One of the tools of lean is 5S, and the elements need to be followed in this order.

•  Sort.

“Get rid of things you don’t need and only keep those you do need. It might be tons of steel hauled out—stuff that’s accumulated over the last 10, 15 years. Get rid of it.

•  Showcase.

“Clean and make sure the facility and work areas are clean. Give things a fresh coat of paint, fix machines and tools, replace broken machines. It’s easy to disregard something that looks like it’s being disregarded. It’s a bit of a snowballing thing. People follow suit and it gets worse and worse. That leads to thinking in the organization that nobody cares. That leads to potentially lost productivity and safety and quality issues. You are trying to attract new employees. When you take them on a tour, what message do you want to send? Skilled service technicians have a lot of options for employment.”

•  Set in order.

“Now you need to find a place for everything and put it there. It’s tools. Where does the garbage can go? Where do the dustpan and broom go? Most people think that’s all there is to 5S. It will be a constant battle. Somebody will let it slip and somebody else will let it slip. And it will fall back to where used to be.”

•  Standardize. “Standardize the best practices in the work area.”

•  Sustain.

“This is about expectations, habits, and accountability. We need a way to set these expectations and measure progress against them and then have calibration discussions. Why didn’t you put this away? Why didn’t you clean this up?”

He said the goal is to increase business 15% to 20% per year, and do it with no additional labor costs, no additional space, and typically no new equipment.

“If you did that two or three years in a row, typically that will triple your bottom line,” he said. “Ultimately, what lean yields in organizations is dramatically improved customer service and significant increases in capacity.

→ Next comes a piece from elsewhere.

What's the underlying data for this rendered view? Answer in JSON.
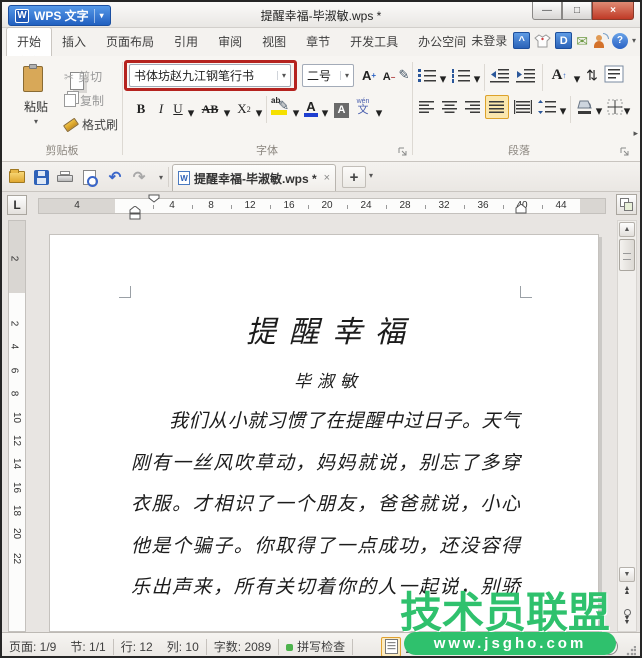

The desire of most organizations with lean is to grow services/revenue annually without adding additional resources, thus improving the bottom line.”

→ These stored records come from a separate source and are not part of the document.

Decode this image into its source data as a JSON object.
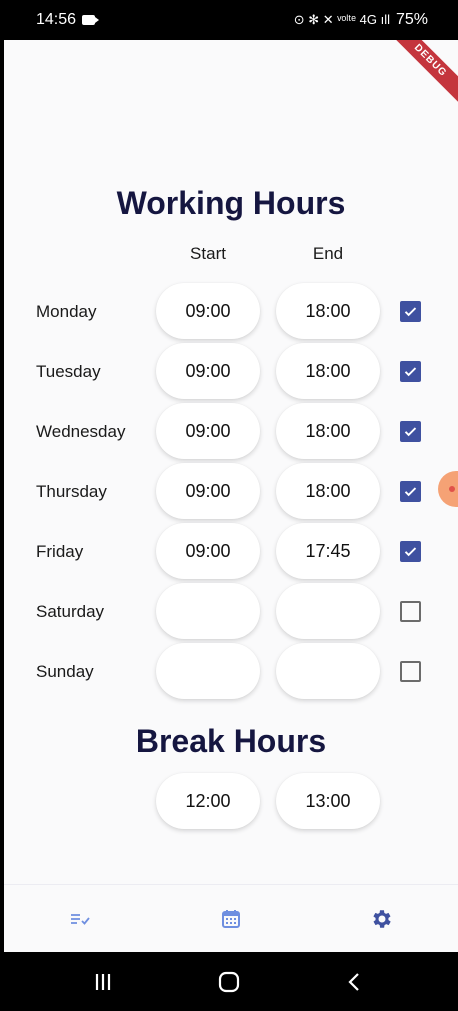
{
  "status_bar": {
    "time": "14:56",
    "indicators": "⊙ ✻ ✕ ᵛᵒˡᵗᵉ 4G ıll",
    "battery": "75%"
  },
  "debug_banner": "DEBUG",
  "working_hours": {
    "title": "Working Hours",
    "start_header": "Start",
    "end_header": "End",
    "days": [
      {
        "name": "Monday",
        "start": "09:00",
        "end": "18:00",
        "enabled": true
      },
      {
        "name": "Tuesday",
        "start": "09:00",
        "end": "18:00",
        "enabled": true
      },
      {
        "name": "Wednesday",
        "start": "09:00",
        "end": "18:00",
        "enabled": true
      },
      {
        "name": "Thursday",
        "start": "09:00",
        "end": "18:00",
        "enabled": true
      },
      {
        "name": "Friday",
        "start": "09:00",
        "end": "17:45",
        "enabled": true
      },
      {
        "name": "Saturday",
        "start": "",
        "end": "",
        "enabled": false
      },
      {
        "name": "Sunday",
        "start": "",
        "end": "",
        "enabled": false
      }
    ]
  },
  "break_hours": {
    "title": "Break Hours",
    "start": "12:00",
    "end": "13:00"
  },
  "bottom_nav": {
    "items": [
      {
        "icon": "checklist-icon",
        "color": "#6f8fe0"
      },
      {
        "icon": "calendar-icon",
        "color": "#6f8fe0"
      },
      {
        "icon": "settings-gear-icon",
        "color": "#3f51a0",
        "active": true
      }
    ]
  },
  "colors": {
    "accent": "#3f51a0",
    "title": "#151640",
    "background": "#fafafb"
  }
}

For lean in small, custom operations, he provided these suggestions:

•  Start with getting alignment on issues and opportunities. Why do we want to do anything different?

•  Focus heavily on engaging the team.

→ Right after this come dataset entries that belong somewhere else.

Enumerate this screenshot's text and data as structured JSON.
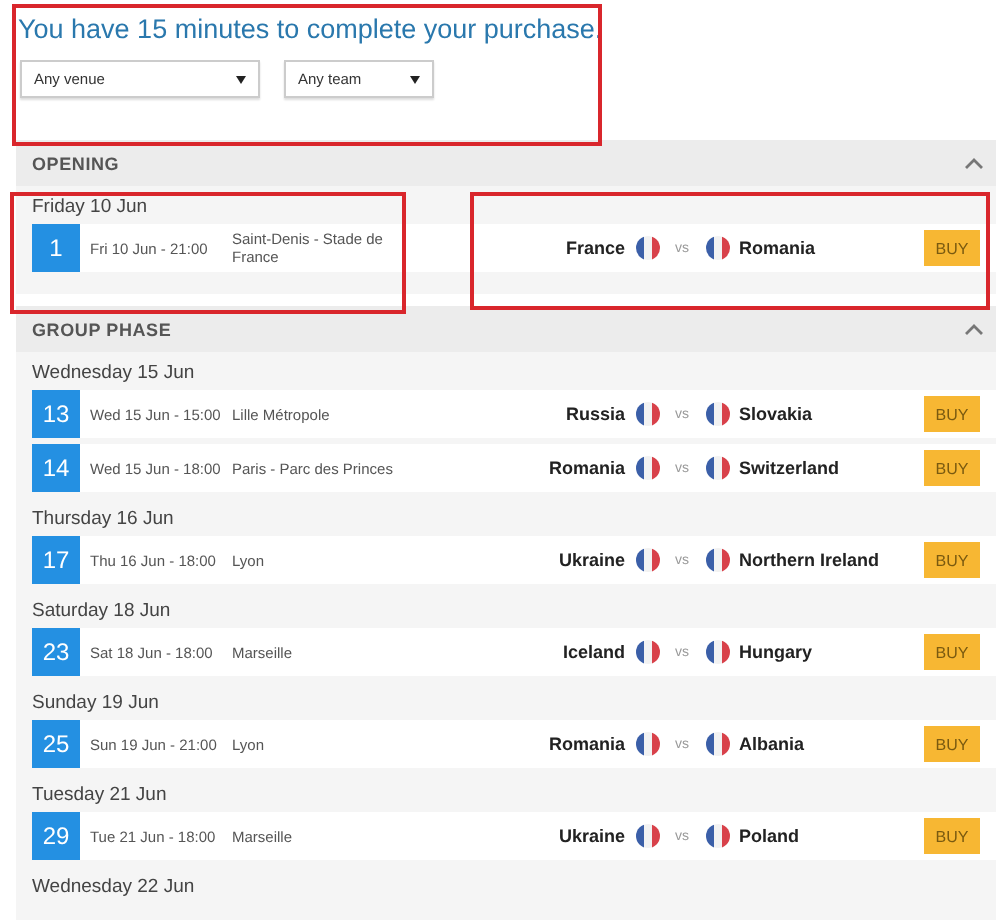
{
  "title": "You have 15 minutes to complete your purchase.",
  "filters": [
    {
      "value": "Any venue"
    },
    {
      "value": "Any team"
    }
  ],
  "sections": [
    {
      "title": "OPENING",
      "expanded": true,
      "days": [
        {
          "label": "Friday 10 Jun",
          "matches": [
            {
              "number": "1",
              "datetime": "Fri 10 Jun - 21:00",
              "venue": "Saint-Denis - Stade de France",
              "home": "France",
              "vs": "vs",
              "away": "Romania",
              "button": "BUY"
            }
          ]
        }
      ]
    },
    {
      "title": "GROUP PHASE",
      "expanded": true,
      "days": [
        {
          "label": "Wednesday 15 Jun",
          "matches": [
            {
              "number": "13",
              "datetime": "Wed 15 Jun - 15:00",
              "venue": "Lille Métropole",
              "home": "Russia",
              "vs": "vs",
              "away": "Slovakia",
              "button": "BUY"
            },
            {
              "number": "14",
              "datetime": "Wed 15 Jun - 18:00",
              "venue": "Paris - Parc des Princes",
              "home": "Romania",
              "vs": "vs",
              "away": "Switzerland",
              "button": "BUY"
            }
          ]
        },
        {
          "label": "Thursday 16 Jun",
          "matches": [
            {
              "number": "17",
              "datetime": "Thu 16 Jun - 18:00",
              "venue": "Lyon",
              "home": "Ukraine",
              "vs": "vs",
              "away": "Northern Ireland",
              "button": "BUY"
            }
          ]
        },
        {
          "label": "Saturday 18 Jun",
          "matches": [
            {
              "number": "23",
              "datetime": "Sat 18 Jun - 18:00",
              "venue": "Marseille",
              "home": "Iceland",
              "vs": "vs",
              "away": "Hungary",
              "button": "BUY"
            }
          ]
        },
        {
          "label": "Sunday 19 Jun",
          "matches": [
            {
              "number": "25",
              "datetime": "Sun 19 Jun - 21:00",
              "venue": "Lyon",
              "home": "Romania",
              "vs": "vs",
              "away": "Albania",
              "button": "BUY"
            }
          ]
        },
        {
          "label": "Tuesday 21 Jun",
          "matches": [
            {
              "number": "29",
              "datetime": "Tue 21 Jun - 18:00",
              "venue": "Marseille",
              "home": "Ukraine",
              "vs": "vs",
              "away": "Poland",
              "button": "BUY"
            }
          ]
        },
        {
          "label": "Wednesday 22 Jun"
        }
      ]
    }
  ],
  "highlights": [
    {
      "kind": "filters"
    },
    {
      "kind": "first-day"
    },
    {
      "kind": "first-teams"
    }
  ]
}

•  Introduce tools as appropriate.

•  Create an environment where daily continuous improvement thrives. “Do not put in an employee suggestion system. That’s one of the worst things you can do. The problem is, you’ll start out really excited when all the suggestions come in, then you realize the number of suggestions far exceeds the number of people and resources you have. And you probably won’t reply in a fast fashion, and suggestions will start petering out. Then you’ll get funny suggestions.”

•  Understand leadership’s role. “Leadership needs to be aligned. What’s in it for me?”

•  Introduce simple, visual metrics to track progress. One to three is plenty. Measure what’s important.

•  Force yourself to give decisions away.

•  Create crystal clear expectations.

•  Hold people accountable.

•  Focus on process and results.

What Barrett hears from those who are reluctant to introduce lean:

•  We can’t control our suppliers.

•  Every order we build is different, and customers all have unique requirements.

•  We don’t run a production line. We’re all bay-built.

•  We don’t have time. We’re too busy.

•  We don’t have the space.

•  We can’t afford to do it. It costs too much.

•  Our employees would never cooperate.

•  Our business is different than other companies.

•  It’s impossible to create standards around what we do.

•  We have much bigger problems that need our attention.

•  I’m planning on selling the business soon so long-term investing in it is crazy.

•  Our business is too small to worry about this stuff.

•  We’re too big to make all those changes.

• Everything is going pretty good now. Why change?

About the Author

Rick Weber | Associate Editor

Rick Weber has been an associate editor for Trailer/Body Builders since February 2000. A national award-winning sportswriter, he covered the Miami Dolphins for the Fort Myers News-Press following service with publications in California and Australia. He is a graduate of Penn State University.